McMaster University

McMaster University

Faculty of
Health Sciences

'Just buying an Apple Watch will not magically make you healthy'

Wearable technologies the focus of upcoming free public talk

Published: May 19, 2015
Anthony Levinson
Anthony Levinson, associate professor, Department of Psychiatry and Behavioural Neurosciences

Wearable technologies like the Apple Watch, FitBit and other fitness trackers are the latest fashion and health craze, but there are questions about their usefulness for improving health, especially for those who could potentially benefit the most from them.

"There's always a lot of hype or expectations around these things," said Anthony Levinson, associate professor of the Department of Psychiatry and Behavioural Neurosciences with the Michael G. DeGroote School of Medicine.  "But I think some of these wearable technologies like fitness trackers are probably best considered as facilitators of health behaviour change, but not a driver in and of themselves. Just buying an Apple Watch will not magically make you healthy."

The impact of wearable technology and its potential for the future of optimal aging is the focus of one of two upcoming free public health talks on health and optimal aging. They have been organized by the McMaster Health Forum as part of the Labarge Optimal Aging Initiative.

The event is Thursday, May 21 from 6 to 7:30 p.m. at the McMaster Innovation Park at 175 Longwood Road South in Hamilton.

Nora Young, the host of CBC Radio's Spark and author of The Virtual Self, will speak.
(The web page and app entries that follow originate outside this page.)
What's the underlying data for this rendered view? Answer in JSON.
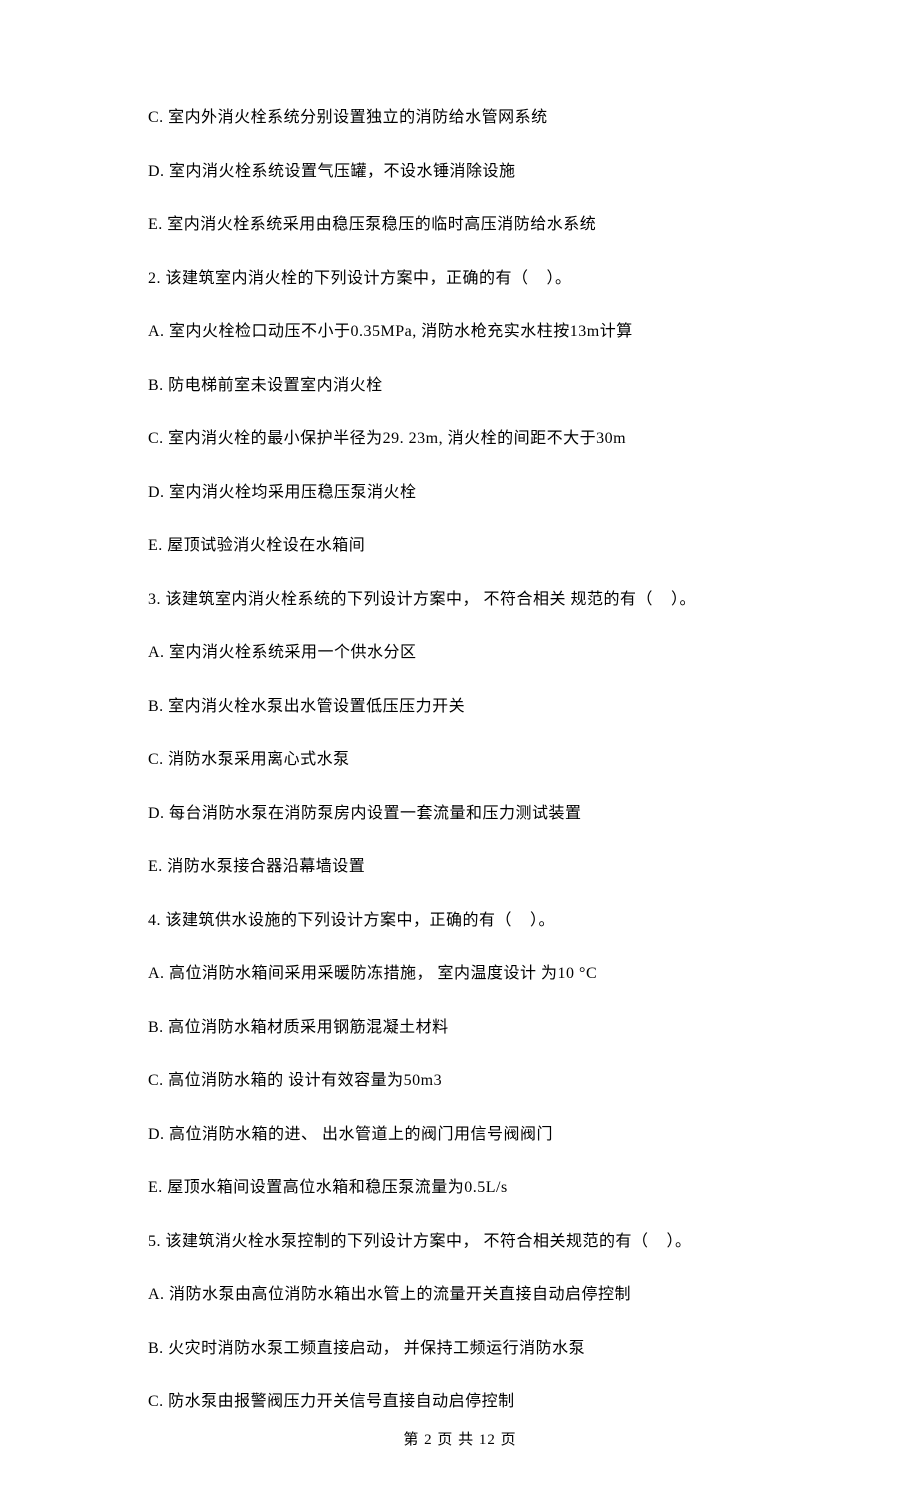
{
  "lines": [
    "C. 室内外消火栓系统分别设置独立的消防给水管网系统",
    "D. 室内消火栓系统设置气压罐，不设水锤消除设施",
    "E. 室内消火栓系统采用由稳压泵稳压的临时高压消防给水系统",
    "2. 该建筑室内消火栓的下列设计方案中，正确的有（    ）。",
    "A. 室内火栓检口动压不小于0.35MPa, 消防水枪充实水柱按13m计算",
    "B. 防电梯前室未设置室内消火栓",
    "C. 室内消火栓的最小保护半径为29. 23m, 消火栓的间距不大于30m",
    "D. 室内消火栓均采用压稳压泵消火栓",
    "E. 屋顶试验消火栓设在水箱间",
    "3. 该建筑室内消火栓系统的下列设计方案中， 不符合相关 规范的有（    ）。",
    "A. 室内消火栓系统采用一个供水分区",
    "B. 室内消火栓水泵出水管设置低压压力开关",
    "C. 消防水泵采用离心式水泵",
    "D. 每台消防水泵在消防泵房内设置一套流量和压力测试装置",
    "E. 消防水泵接合器沿幕墙设置",
    "4. 该建筑供水设施的下列设计方案中，正确的有（    ）。",
    "A. 高位消防水箱间采用采暖防冻措施， 室内温度设计 为10 °C",
    "B. 高位消防水箱材质采用钢筋混凝土材料",
    "C. 高位消防水箱的 设计有效容量为50m3",
    "D. 高位消防水箱的进、 出水管道上的阀门用信号阀阀门",
    "E. 屋顶水箱间设置高位水箱和稳压泵流量为0.5L/s",
    "5. 该建筑消火栓水泵控制的下列设计方案中， 不符合相关规范的有（    ）。",
    "A. 消防水泵由高位消防水箱出水管上的流量开关直接自动启停控制",
    "B. 火灾时消防水泵工频直接启动， 并保持工频运行消防水泵",
    "C. 防水泵由报警阀压力开关信号直接自动启停控制"
  ],
  "footer": "第 2 页 共 12 页"
}
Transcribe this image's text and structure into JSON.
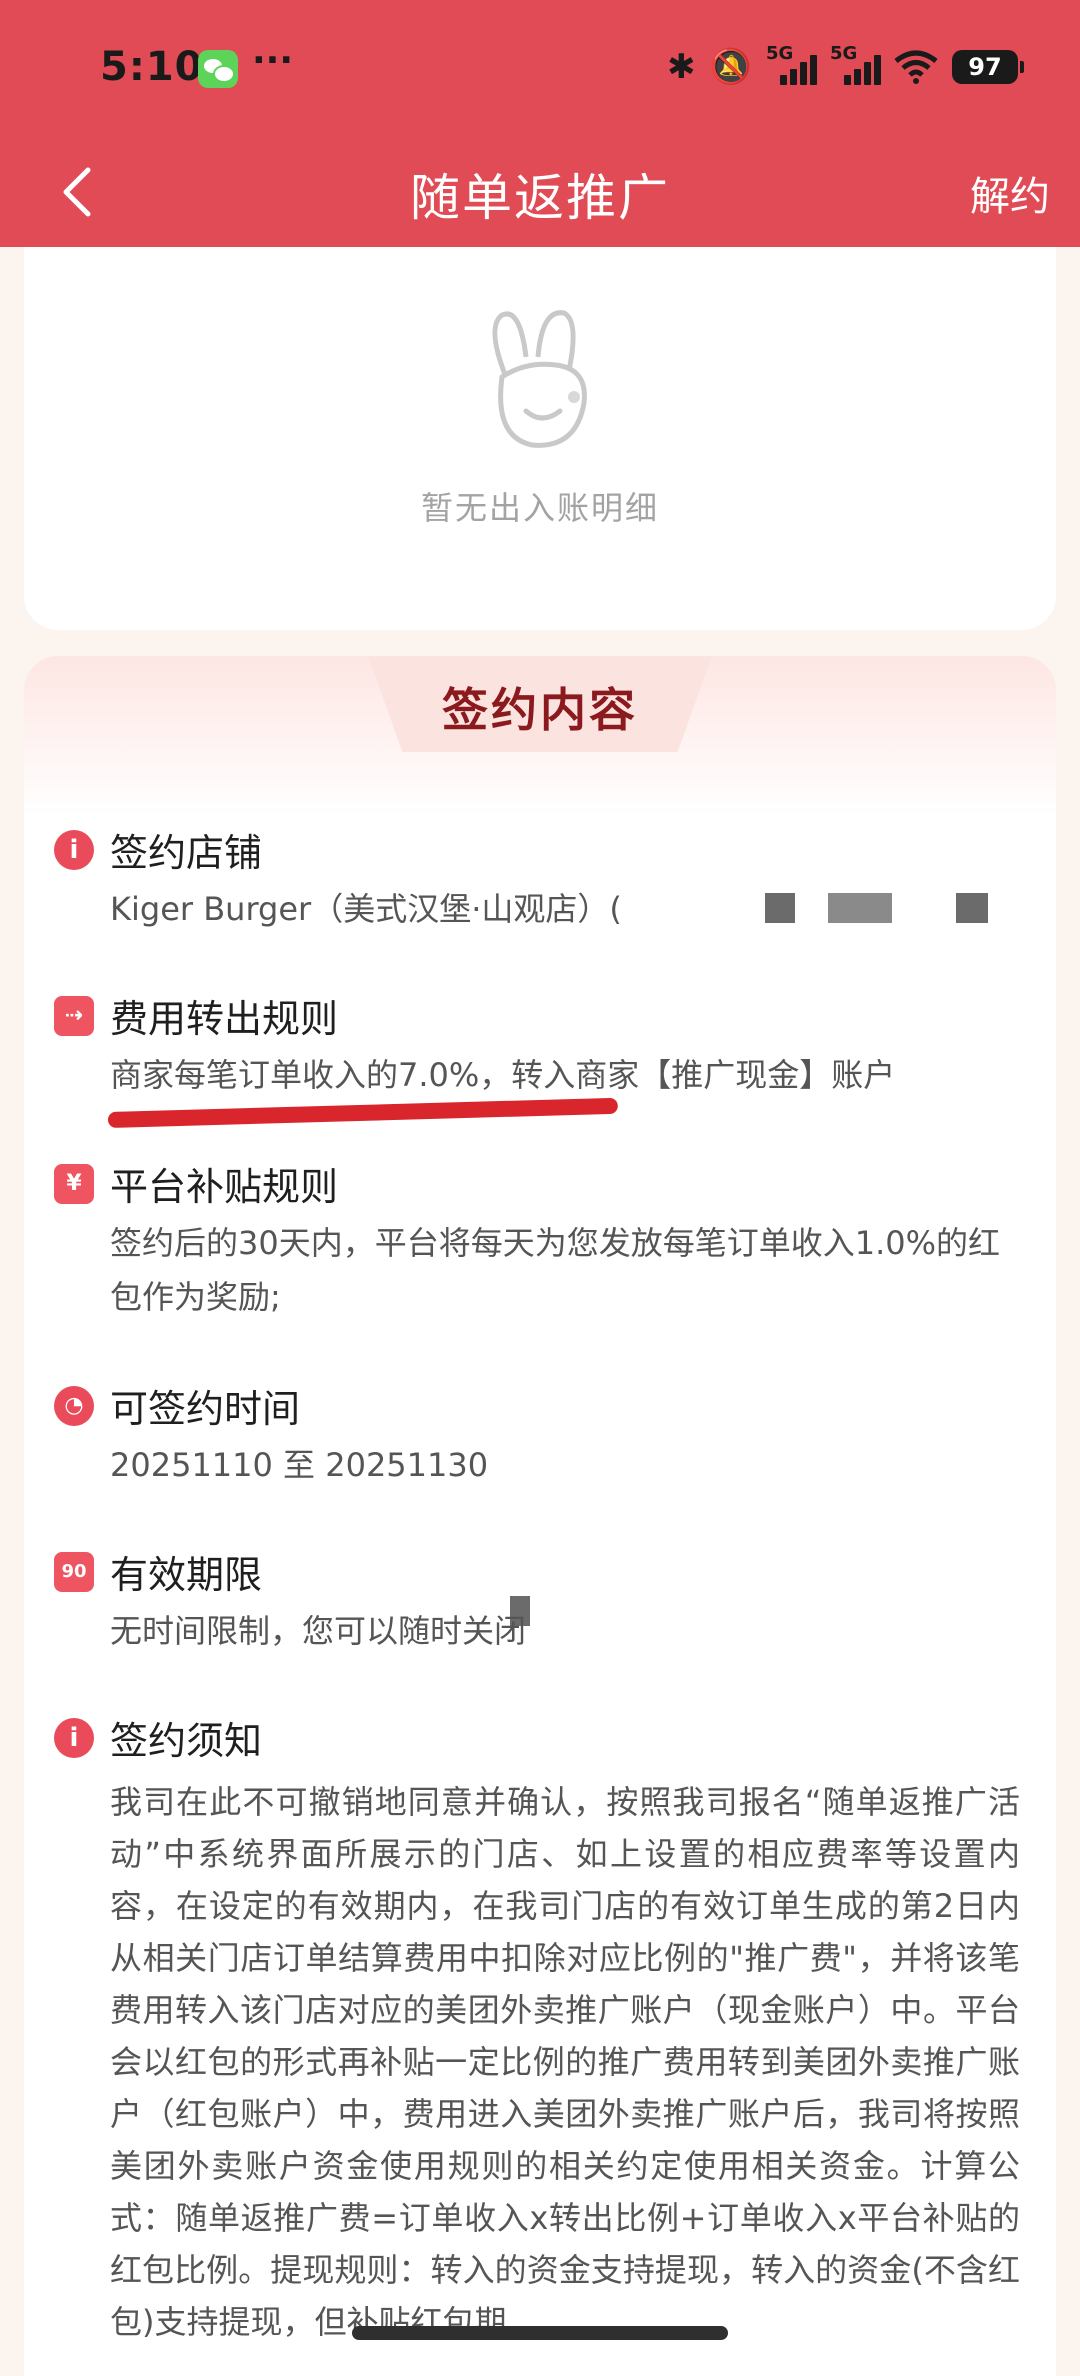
{
  "status_bar": {
    "time": "5:10",
    "battery": "97",
    "net1": "5G",
    "net2": "5G"
  },
  "nav": {
    "title": "随单返推广",
    "cancel_label": "解约"
  },
  "empty_state": {
    "text": "暂无出入账明细"
  },
  "section": {
    "title": "签约内容"
  },
  "items": [
    {
      "icon": "info-icon",
      "heading": "签约店铺",
      "text": "Kiger Burger（美式汉堡·山观店）("
    },
    {
      "icon": "transfer-icon",
      "heading": "费用转出规则",
      "text": "商家每笔订单收入的7.0%，转入商家【推广现金】账户"
    },
    {
      "icon": "yen-icon",
      "heading": "平台补贴规则",
      "text": "签约后的30天内，平台将每天为您发放每笔订单收入1.0%的红包作为奖励;"
    },
    {
      "icon": "clock-icon",
      "heading": "可签约时间",
      "text": "20251110 至 20251130"
    },
    {
      "icon": "calendar-90-icon",
      "icon_text": "90",
      "heading": "有效期限",
      "text": "无时间限制，您可以随时关闭"
    },
    {
      "icon": "info-icon",
      "heading": "签约须知",
      "text": "我司在此不可撤销地同意并确认，按照我司报名“随单返推广活动”中系统界面所展示的门店、如上设置的相应费率等设置内容，在设定的有效期内，在我司门店的有效订单生成的第2日内从相关门店订单结算费用中扣除对应比例的\"推广费\"，并将该笔费用转入该门店对应的美团外卖推广账户（现金账户）中。平台会以红包的形式再补贴一定比例的推广费用转到美团外卖推广账户（红包账户）中，费用进入美团外卖推广账户后，我司将按照美团外卖账户资金使用规则的相关约定使用相关资金。计算公式：随单返推广费=订单收入x转出比例+订单收入x平台补贴的红包比例。提现规则：转入的资金支持提现，转入的资金(不含红包)支持提现，但补贴红包期"
    }
  ],
  "colors": {
    "header": "#e04b55",
    "accent": "#e94b5a",
    "section_title": "#8b1a1f",
    "annotation": "#d9262c"
  }
}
Levinson, who also holds the John R. Evans Chair in Health Sciences Educational Research and Instructional Development, will follow with a presentation and lead a panel discussion.

Levinson will discuss the challenges involving wearables, including a mismatch between the type of people who might benefit most from things like fitness trackers and the kind of people who are already using them.

"Most of the people who are purchasing wearables like the FitBit or the Apple Watch tend to be affluent people, people who might already be somewhat health conscious, and maybe a little bit younger," said Levinson.

"The challenge is for people who are older, less well off, who maybe have chronic conditions, and who might benefit from increased activity levels, are there ways in which wearables could penetrate that market?"

Another issue is integrating these devices with the typically older health care system technologies.

"There are a lot of legacy platforms like electronic medical record systems that are hard to integrate with the often proprietary systems, so the data can't talk to each other, and then there are layers of privacy and security requirements," said Levinson.

But exploring challenges like these doesn't mean he's dismissing the advantages of these devices, said Levinson.

"You can't change what you can't measure so, just like tracking calories, tracking your activity level is beneficial," he said. "Sometimes we don't always have a very accurate conception of how much we're moving, so wearables, even at their simplest level, can be a facilitator of improvements in health behaviour."

A second event on Wednesday, June 3 from 6:30 to 8 p.m. will highlight the benefits of, and simple strategies to form lasting habits for healthy, active aging. The speakers are Hal Johnson and Joanne McLeod, TV hosts, producers, authors, former Canadian athletes and creators of the popular fitness program BodyBreak. Stuart Phillips, professor of kinesiology, will also give a presentation.

There is free admission and parking for both events at the McMaster Innovation Park. The events will also be streamed live at:

[McMaster Health Forum Events Online]

Valid XHTML 1.0 Transitional Level Double-A conformance, W3C WAI Web Content Accessibility Guidelines 2.0